His bend is deep and dignified even as his cape of velvet black feathers rises to expose pale flanks. Springy wires topping his head tap the ground, one, two, one, two. The showman's stage is a patch of earth that he's cleared of forest debris before scattering beakfuls of roots, like petals in a bride's path. His audience: a row of skeptical females fidgeting on an overhanging limb. Their attention is fleeting, so he launches into his routine, toeing forward on skinny legs like a ballerina en pointe. He pauses for dramatic effect, then moves into the jungle boogie. His neck sinks and his head bobs, head wires bouncing on the offbeat. He hops and shakes, wings flapping or tucked in, chin whiskers fluttering.

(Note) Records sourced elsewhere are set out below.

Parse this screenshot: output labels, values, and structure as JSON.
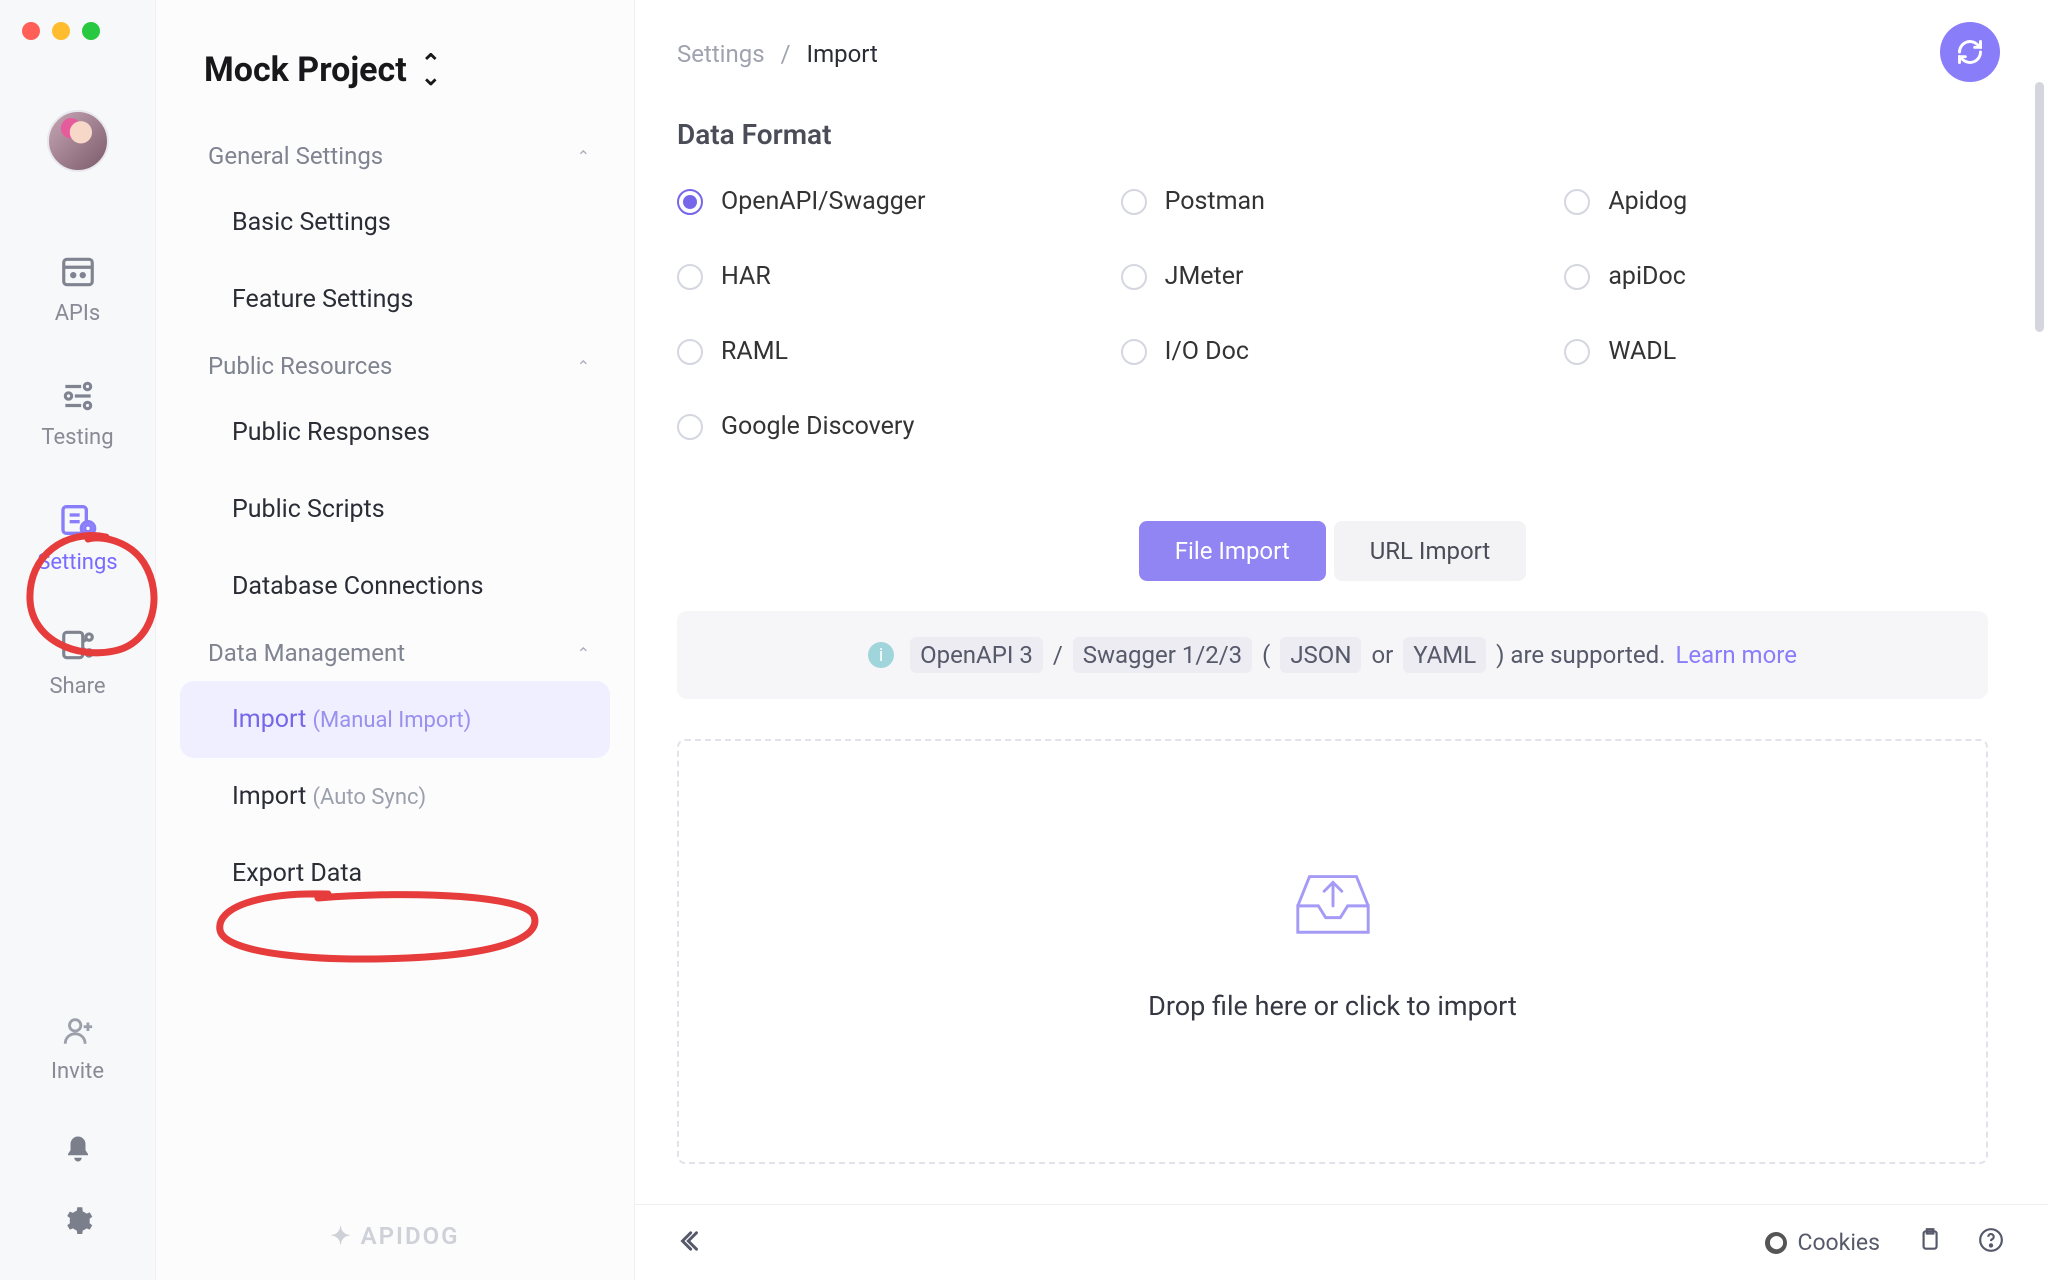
{
  "projectTitle": "Mock Project",
  "rail": {
    "apis": "APIs",
    "testing": "Testing",
    "settings": "Settings",
    "share": "Share",
    "invite": "Invite"
  },
  "sidebar": {
    "general": {
      "header": "General Settings",
      "basic": "Basic Settings",
      "feature": "Feature Settings"
    },
    "public": {
      "header": "Public Resources",
      "responses": "Public Responses",
      "scripts": "Public Scripts",
      "db": "Database Connections"
    },
    "data": {
      "header": "Data Management",
      "importManual": {
        "label": "Import",
        "hint": "(Manual Import)"
      },
      "importAuto": {
        "label": "Import",
        "hint": "(Auto Sync)"
      },
      "export": "Export Data"
    },
    "brand": "APIDOG"
  },
  "breadcrumb": {
    "root": "Settings",
    "sep": "/",
    "current": "Import"
  },
  "main": {
    "dataFormatTitle": "Data Format",
    "formats": {
      "openapi": "OpenAPI/Swagger",
      "postman": "Postman",
      "apidog": "Apidog",
      "har": "HAR",
      "jmeter": "JMeter",
      "apidoc": "apiDoc",
      "raml": "RAML",
      "iodoc": "I/O Doc",
      "wadl": "WADL",
      "google": "Google Discovery"
    },
    "tabs": {
      "file": "File Import",
      "url": "URL Import"
    },
    "info": {
      "chip1": "OpenAPI 3",
      "sl": "/",
      "chip2": "Swagger 1/2/3",
      "lp": "(",
      "chip3": "JSON",
      "or": "or",
      "chip4": "YAML",
      "rp": ") are supported.",
      "link": "Learn more"
    },
    "dropzone": "Drop file here or click to import"
  },
  "bottom": {
    "cookies": "Cookies"
  }
}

His performance has the desired effect. The nearest female quivers in invitation, and with a nasal blast the dancer jumps her. Feathered commotion blocks the view, and it's unclear whether the romp is successful. But no matter: Another show will begin soon.Here in the sweaty, vine-tied jungle of New Guinea is nature's most absurd theater, the mating game of the birds of paradise. No other birds on Earth go about the business of breeding quite like these. To dazzle choosy females, males strut in costumes worthy of the stage: cropped capes, shiny breast shields, head ribbons, bonnets, beards, neck wattles, and wiry feathers that curl like handlebar mustaches. Their vivid reds, yellows, and blues blaze against the relentless green of the rain forest. What makes for the sexiest mix of costume and choreography is a mystery, but it seems the more extreme the better.

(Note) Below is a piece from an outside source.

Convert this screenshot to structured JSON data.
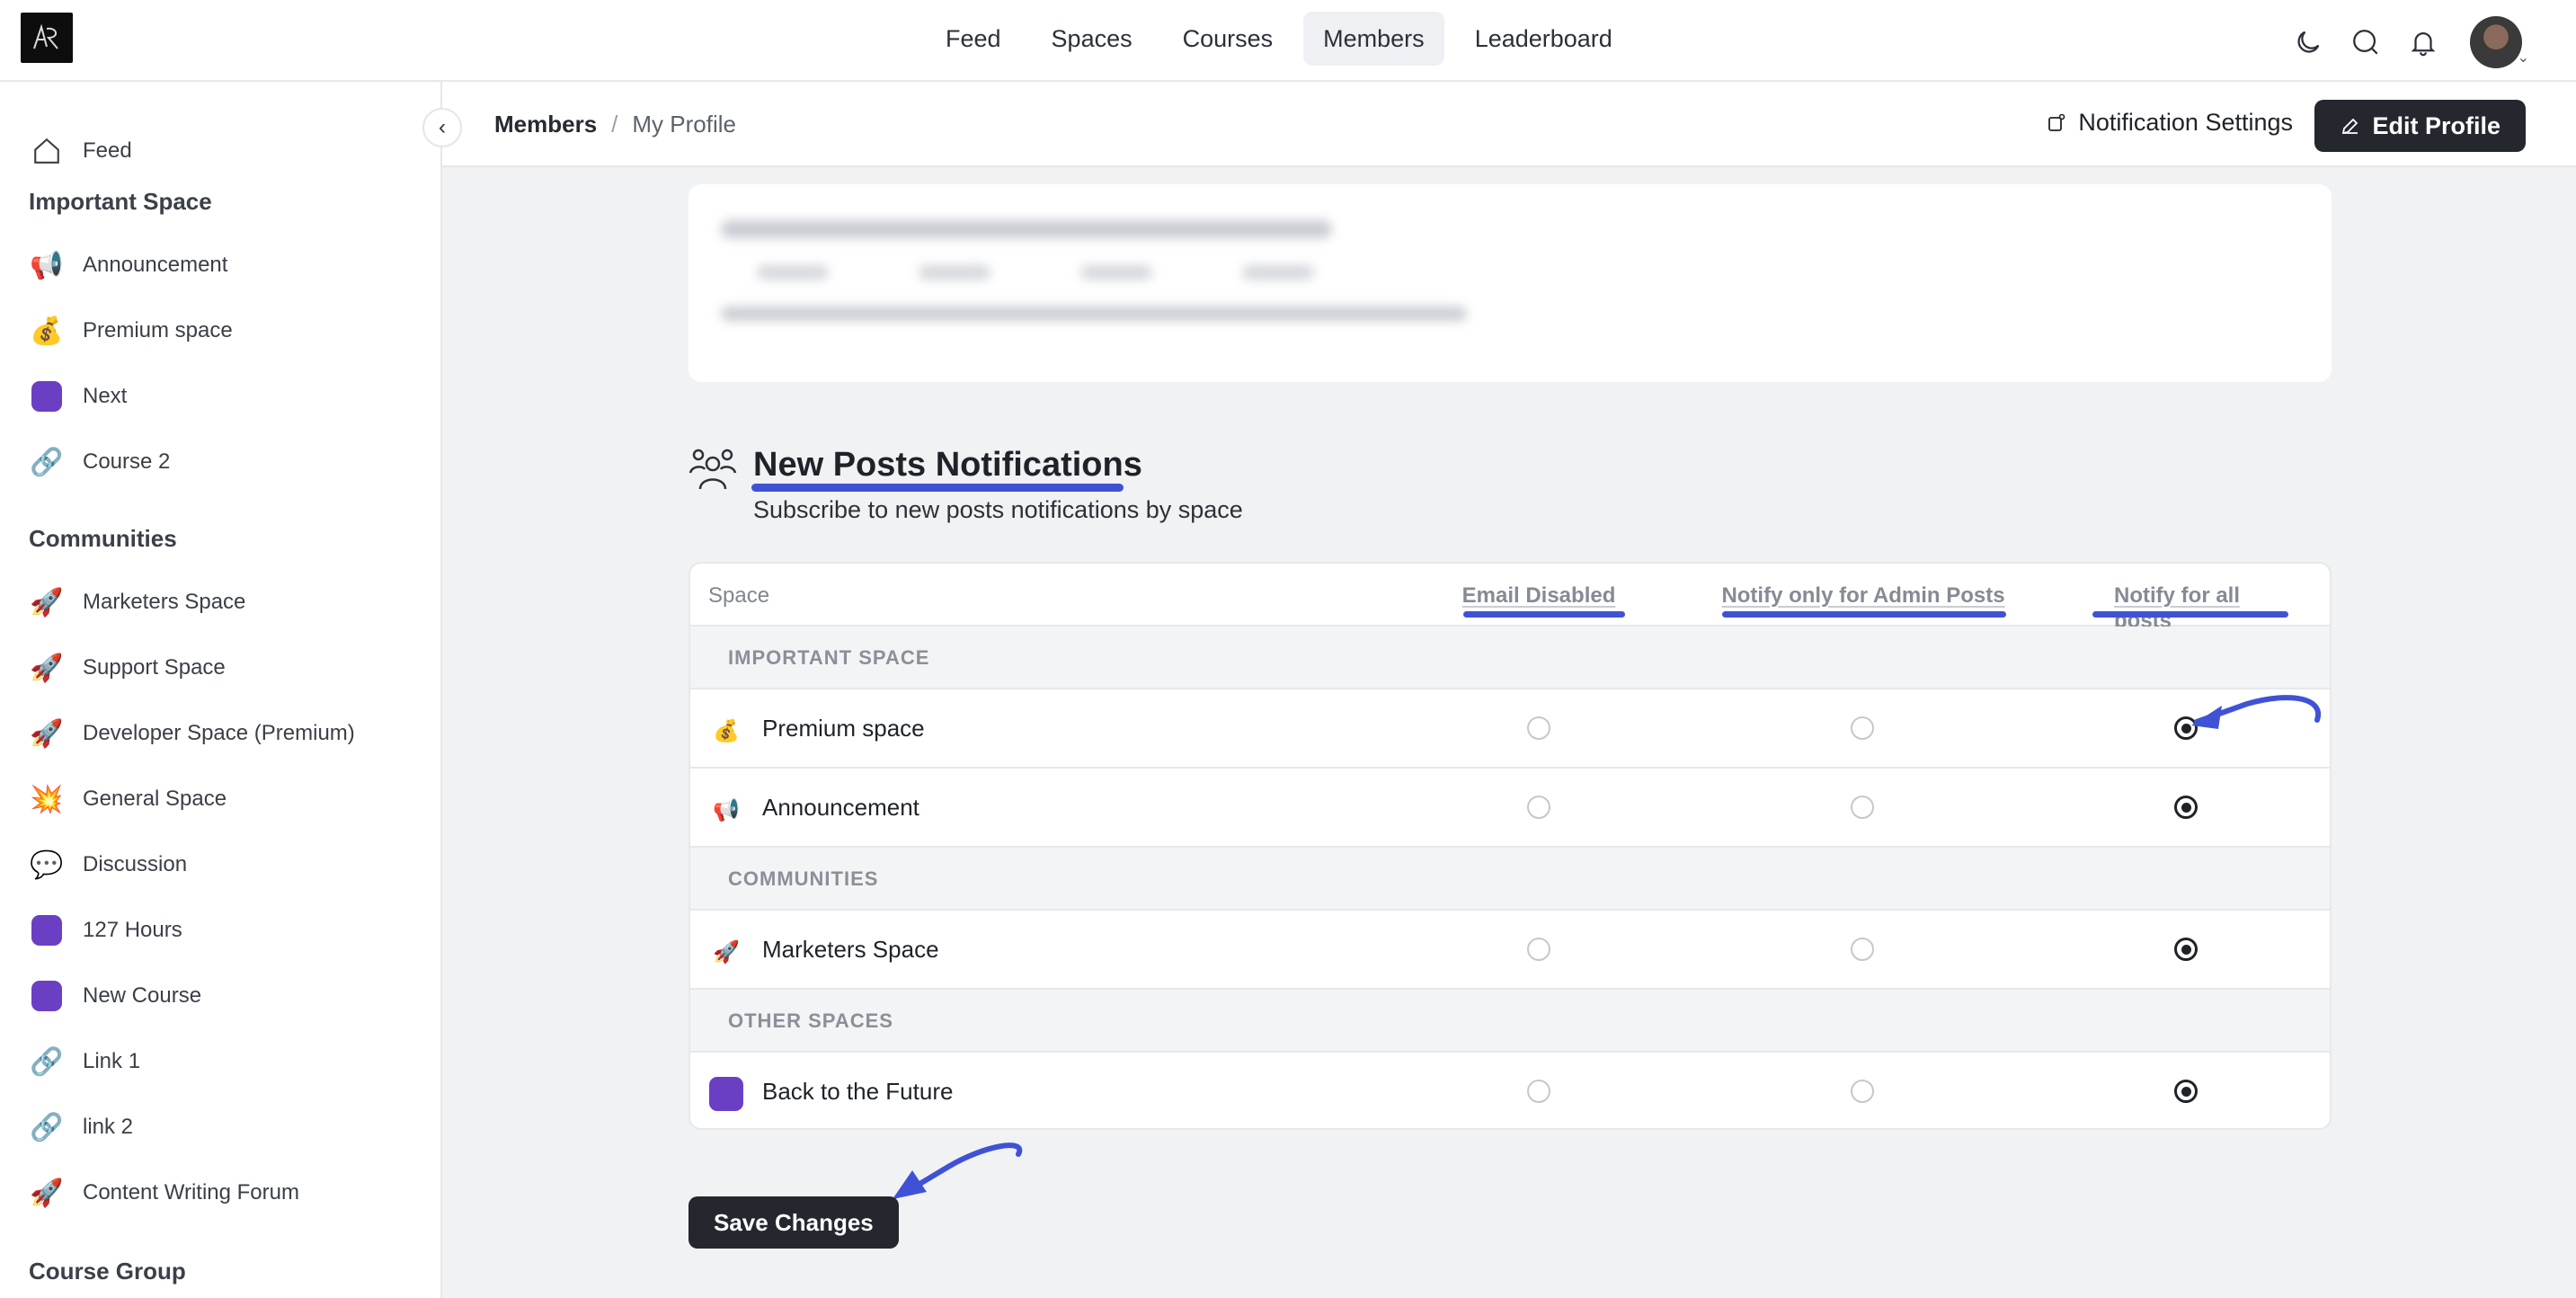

Birds of paradise perch on an improbable branch of the avian family tree, the flashy cousins of straitlaced ravens and crows. They began splitting off from their bland kin millions of years ago, evolving into today's 38 eclectic species. Of these, 34 live only on New Guinea and its satellite islands.